Spinning the Fabric of a Nation: A Nineteenth-Century Spinning Wheel and Early Linen Production in Maryland
From getting dressed in the morning to curling up under a cozy blanket, we interact with fabrics every day. But how well do we really understand how those fabrics were made or their individual histories? While this flax spinning wheel from the Maryland Center for History and Culture’s collection may appear unassuming, it actually spins a tale of American history.
Figure 1: Spinning wheel, 1840–1860, Maryland Center for History and Culture, Gift of Mary Claggett on behalf of David Clark Claggett, 2019.3.1
Now listed on the National Register of Historic Places, the Cottage plantation home is presently recognized for its Greek Revival style and for the notable Marylanders who lived there, including the politician Charles Claggett (1819–1894).  However, there were more Marylanders who lived there whose names have since been lost to history, and their stories deserve to be told as well.
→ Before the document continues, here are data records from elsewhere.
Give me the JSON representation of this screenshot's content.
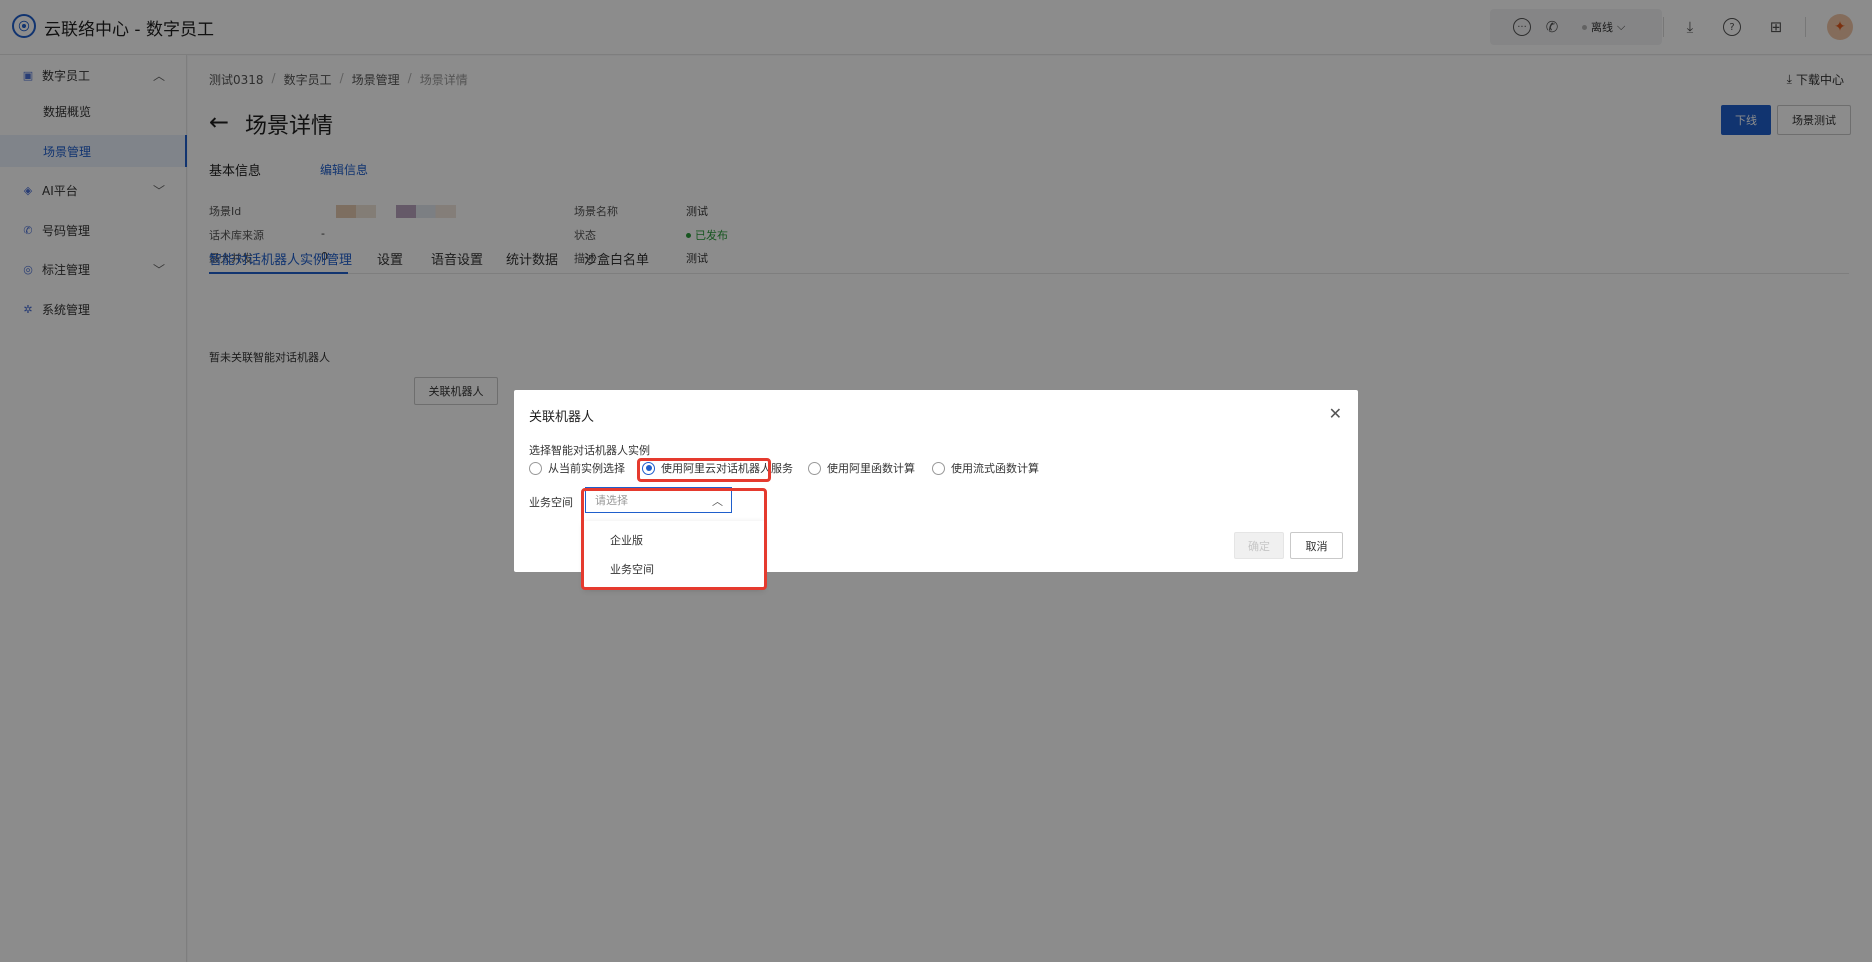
{
  "app": {
    "logo_icon": "headset-logo-icon",
    "title": "云联络中心 - 数字员工"
  },
  "topbar": {
    "status": "离线",
    "icons": [
      "chat-icon",
      "phone-icon",
      "download-icon",
      "help-icon",
      "grid-icon"
    ],
    "avatar_icon": "user-avatar"
  },
  "sidebar": {
    "items": [
      {
        "label": "数字员工",
        "icon": "robot-icon",
        "expanded": true
      },
      {
        "label": "数据概览"
      },
      {
        "label": "场景管理",
        "active": true
      },
      {
        "label": "AI平台",
        "icon": "ai-icon"
      },
      {
        "label": "号码管理",
        "icon": "phone-icon"
      },
      {
        "label": "标注管理",
        "icon": "tag-icon"
      },
      {
        "label": "系统管理",
        "icon": "gear-icon"
      }
    ]
  },
  "breadcrumb": [
    "测试0318",
    "数字员工",
    "场景管理",
    "场景详情"
  ],
  "download_center": "下载中心",
  "page": {
    "title": "场景详情",
    "offline_button": "下线",
    "test_button": "场景测试",
    "basic_info": "基本信息",
    "edit_info": "编辑信息"
  },
  "info": {
    "scene_id_label": "场景Id",
    "script_source_label": "话术库来源",
    "script_source_value": "-",
    "max_concurrency_label": "最大并发",
    "max_concurrency_value": "0",
    "scene_name_label": "场景名称",
    "scene_name_value": "测试",
    "status_label": "状态",
    "status_value": "已发布",
    "desc_label": "描述",
    "desc_value": "测试"
  },
  "tabs": [
    "智能对话机器人实例管理",
    "设置",
    "语音设置",
    "统计数据",
    "沙盒白名单"
  ],
  "empty_note": "暂未关联智能对话机器人",
  "link_robot_button": "关联机器人",
  "modal": {
    "title": "关联机器人",
    "field_label": "选择智能对话机器人实例",
    "radios": [
      {
        "label": "从当前实例选择",
        "checked": false
      },
      {
        "label": "使用阿里云对话机器人服务",
        "checked": true
      },
      {
        "label": "使用阿里函数计算",
        "checked": false
      },
      {
        "label": "使用流式函数计算",
        "checked": false
      }
    ],
    "space_label": "业务空间",
    "select_placeholder": "请选择",
    "ok_button": "确定",
    "cancel_button": "取消",
    "dropdown_options": [
      "企业版",
      "业务空间"
    ]
  },
  "colors": {
    "primary": "#1f5fcc",
    "highlight": "#e53a2e",
    "published": "#2a9d3b"
  }
}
Located near Upper Marlboro in Prince George’s County, Maryland, the Cottage was historically home not only to the Claggett family, but also to those they enslaved there. It was also home to this spinning wheel, which was used by those enslaved laborers.
Linen was an often-imported fabric from the very founding of the colonies in the seventeenth century. Rather than pay exorbitant tariffs and fees to import fine European linen, many American families undertook the production of the fabric themselves as an act of patriotism and resistance to British rule.  However, because the process of refining flax fibers into linen was so labor-intensive, and because of the abundance of cotton in the United States, American flax production never became a profitable industry, instead remaining a domestic endeavor.  However, the wealthiest families would of course not perform that labor themselves, but would instead have their enslaved workers complete this arduous task.
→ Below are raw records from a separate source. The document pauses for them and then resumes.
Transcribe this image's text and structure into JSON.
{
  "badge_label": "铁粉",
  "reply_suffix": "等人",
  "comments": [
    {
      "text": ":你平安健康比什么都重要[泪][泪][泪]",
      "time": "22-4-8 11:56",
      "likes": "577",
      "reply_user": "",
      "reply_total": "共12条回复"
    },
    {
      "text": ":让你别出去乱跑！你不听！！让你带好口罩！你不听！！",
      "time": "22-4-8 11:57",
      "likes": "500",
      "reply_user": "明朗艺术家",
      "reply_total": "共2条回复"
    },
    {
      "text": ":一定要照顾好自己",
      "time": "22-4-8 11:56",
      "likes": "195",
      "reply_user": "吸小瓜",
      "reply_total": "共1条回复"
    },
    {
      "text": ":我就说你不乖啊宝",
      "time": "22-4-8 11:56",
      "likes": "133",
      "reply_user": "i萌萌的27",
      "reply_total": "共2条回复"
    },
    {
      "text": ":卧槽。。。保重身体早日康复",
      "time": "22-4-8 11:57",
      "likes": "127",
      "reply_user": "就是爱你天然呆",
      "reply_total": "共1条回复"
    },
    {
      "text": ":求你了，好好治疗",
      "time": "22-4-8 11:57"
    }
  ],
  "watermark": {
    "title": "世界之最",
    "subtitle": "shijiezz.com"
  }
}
This spinning wheel was specifically made to spin flax fibers into linen string, which was a much more difficult process than spinning wool or cotton. The delicate nature of the flax fiber required innovations in the spinning wheel, a technology that had been around for centuries, including a foot brake and a distaff spindle to keep the long, unspun fibers from becoming entangled.  Our records indicate that this spinning wheel was employed in making “linsey-woolsey” fabric. This whimsically named hybrid fabric is comprised of a linen warp thread and a wool weft, thus making efficient use of two fibers that were difficult to produce domestically in America.  The final product offered a softer and warmer alternative to the buckrams and tows that were typically made here.
Into the nineteenth century in America, linen, being more versatile than other textiles, was often made at home for personal use as clothing, tablecloths, and bedding rather than purchased at high cost from overseas.  Linen was also used as the ground for needlework practice for young girls, of which we have numerous extant examples in our collection. It was also often used for men’s clothing, while women’s clothing was made from finer materials and lined with lower-quality linen.
While we still wear linen today, its production is almost entirely industrially automated. In the era of fast fashion, it is difficult to imagine how much labor used to go into not only making a garment, but producing the raw materials for clothing as well. It is important today to recognize the history of the fabrics we wear, and more importantly, how textile industries were built from a foundation of the labor of enslaved peoples.
 The Cottage, 4 Old Marlboro Pike, Upper Marlboro, Prince George’s County, MD, photograph from Historic American Buildings Survey with contributors Charles Claggett, Catherine C Lavoie, Jack E. Boucher, and John O. Bostrup, 1933. Library of Congress, Prints and Photographs Division, Washington, D.C., loc.gov/item/md1183
 N. B. Harte, “The British Linen Trade with the United States in the Eighteenth and Nineteenth Centuries,” Textiles in Trade: Proceedings of the Textile Society of America Biennial Symposium, September 14–16, 1990, Washington, D.C., accessed November 20, 2020, digitalcommons.unl.edu/tsaconf/605.
 “One spinning wheel the same as the others?,” June 1, 2017 the James Madison Museum of Orange County Heritage website, accessed November 18, 2020, thejamesmadisonmuseum.net/single-post/2017/06/01/one-spinning-wheel-the-same-as-the-others.
 Charlotte Jirousek“Textiles and Independence in Colonial America,” 1995, Art, Design, and Visual Thinking: An Interactive Textbook website, accessed November 09, 2020, char.txa.cornell.edu/ppeamericatex.htm.
 Harte, “The British Linen Trade.”
By Vivien Barnett